* What you will do *
Counting only lines below that hold "گروهی", give the total alone.

* Stored data entries *
================

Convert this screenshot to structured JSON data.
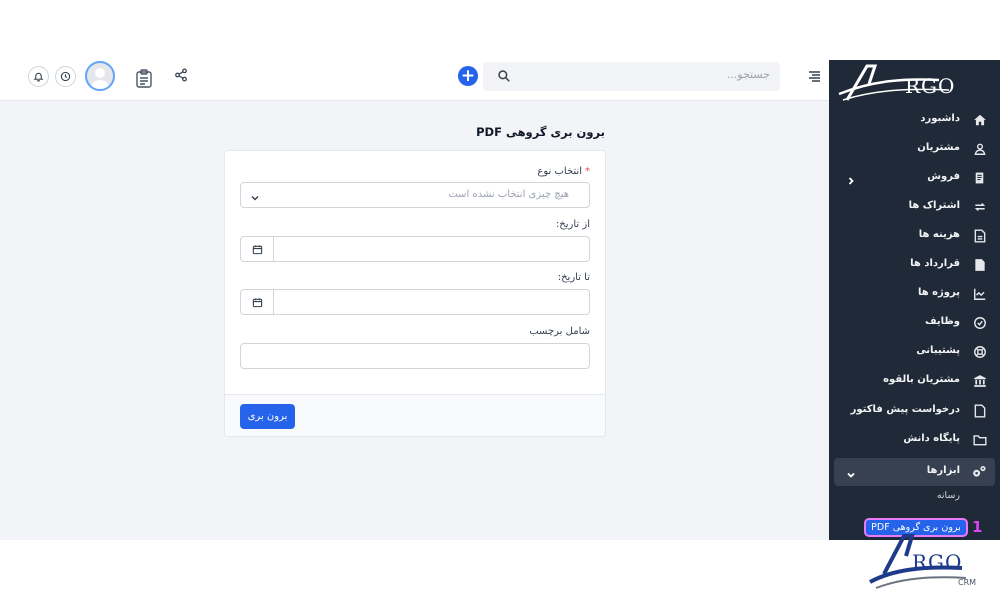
{
  "header": {
    "search_placeholder": "جستجو...",
    "icons": [
      "bell-icon",
      "clock-icon",
      "avatar",
      "clipboard-icon",
      "share-icon",
      "plus-icon",
      "search-icon",
      "menu-toggle-icon"
    ]
  },
  "sidebar": {
    "logo_text": "RGO",
    "items": [
      {
        "label": "داشبورد",
        "icon": "home-icon"
      },
      {
        "label": "مشتریان",
        "icon": "user-icon"
      },
      {
        "label": "فروش",
        "icon": "document-icon"
      },
      {
        "label": "اشتراک ها",
        "icon": "refresh-icon"
      },
      {
        "label": "هزینه ها",
        "icon": "file-icon"
      },
      {
        "label": "قرارداد ها",
        "icon": "contract-icon"
      },
      {
        "label": "پروژه ها",
        "icon": "chart-icon"
      },
      {
        "label": "وظایف",
        "icon": "check-circle-icon"
      },
      {
        "label": "پشتیبانی",
        "icon": "lifebuoy-icon"
      },
      {
        "label": "مشتریان بالقوه",
        "icon": "bank-icon"
      },
      {
        "label": "درخواست پیش فاکتور",
        "icon": "file-icon"
      },
      {
        "label": "پایگاه دانش",
        "icon": "folder-icon"
      },
      {
        "label": "ابزارها",
        "icon": "cogs-icon"
      }
    ],
    "sub_items": [
      "رسانه",
      "برون بری گروهی PDF"
    ],
    "marker": "1"
  },
  "main": {
    "title": "برون بری گروهی PDF",
    "form": {
      "type_label": "انتخاب نوع",
      "type_required": "*",
      "type_value": "هیچ چیزی انتخاب نشده است",
      "from_label": "از تاریخ:",
      "to_label": "تا تاریخ:",
      "tag_label": "شامل برچسب",
      "submit_label": "برون بری"
    }
  },
  "branding": {
    "logo_text": "RGO",
    "logo_sub": "CRM"
  },
  "colors": {
    "accent": "#2563eb",
    "sidebar_bg": "#1f2937",
    "content_bg": "#f2f4f7",
    "highlight_border": "#e879f9"
  }
}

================

* Task output *
2